What you will do: Search the records below for the word "handle", then return every line where it appears.

[Source records]
● ● ● ●
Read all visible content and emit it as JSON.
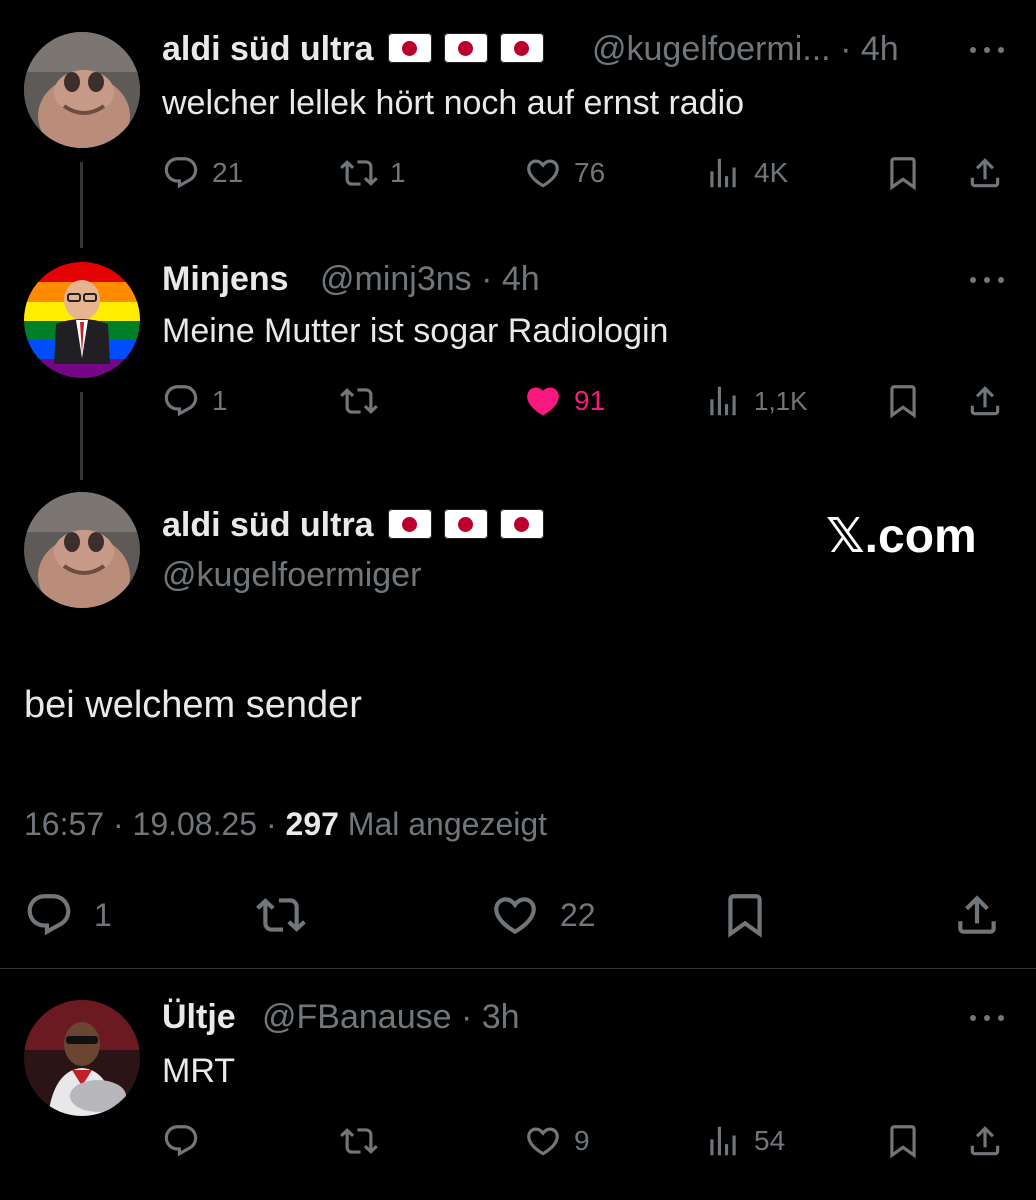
{
  "tweet1": {
    "name": "aldi süd ultra",
    "handle": "@kugelfoermi...",
    "time": "· 4h",
    "text": "welcher lellek hört noch auf ernst radio",
    "replies": "21",
    "retweets": "1",
    "likes": "76",
    "views": "4K"
  },
  "tweet2": {
    "name": "Minjens",
    "handle": "@minj3ns",
    "time": "· 4h",
    "text": "Meine Mutter ist sogar Radiologin",
    "replies": "1",
    "retweets": "",
    "likes": "91",
    "views": "1,1K",
    "liked": true,
    "like_color": "#f91880"
  },
  "main": {
    "name": "aldi süd ultra",
    "handle": "@kugelfoermiger",
    "brand": "𝕏.com",
    "text": "bei welchem sender",
    "timestamp": "16:57 · 19.08.25 ·",
    "views_count": "297",
    "views_label": "Mal angezeigt",
    "replies": "1",
    "likes": "22"
  },
  "tweet4": {
    "name": "Ültje",
    "handle": "@FBanause",
    "time": "· 3h",
    "text": "MRT",
    "likes": "9",
    "views": "54"
  },
  "icons": [
    "reply-icon",
    "retweet-icon",
    "like-icon",
    "views-icon",
    "bookmark-icon",
    "share-icon",
    "more-icon",
    "flag-japan-icon"
  ]
}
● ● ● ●
Solution:
    "handle": "@kugelfoermi...",
    "handle": "@minj3ns",
    "handle": "@kugelfoermiger",
    "handle": "@FBanause",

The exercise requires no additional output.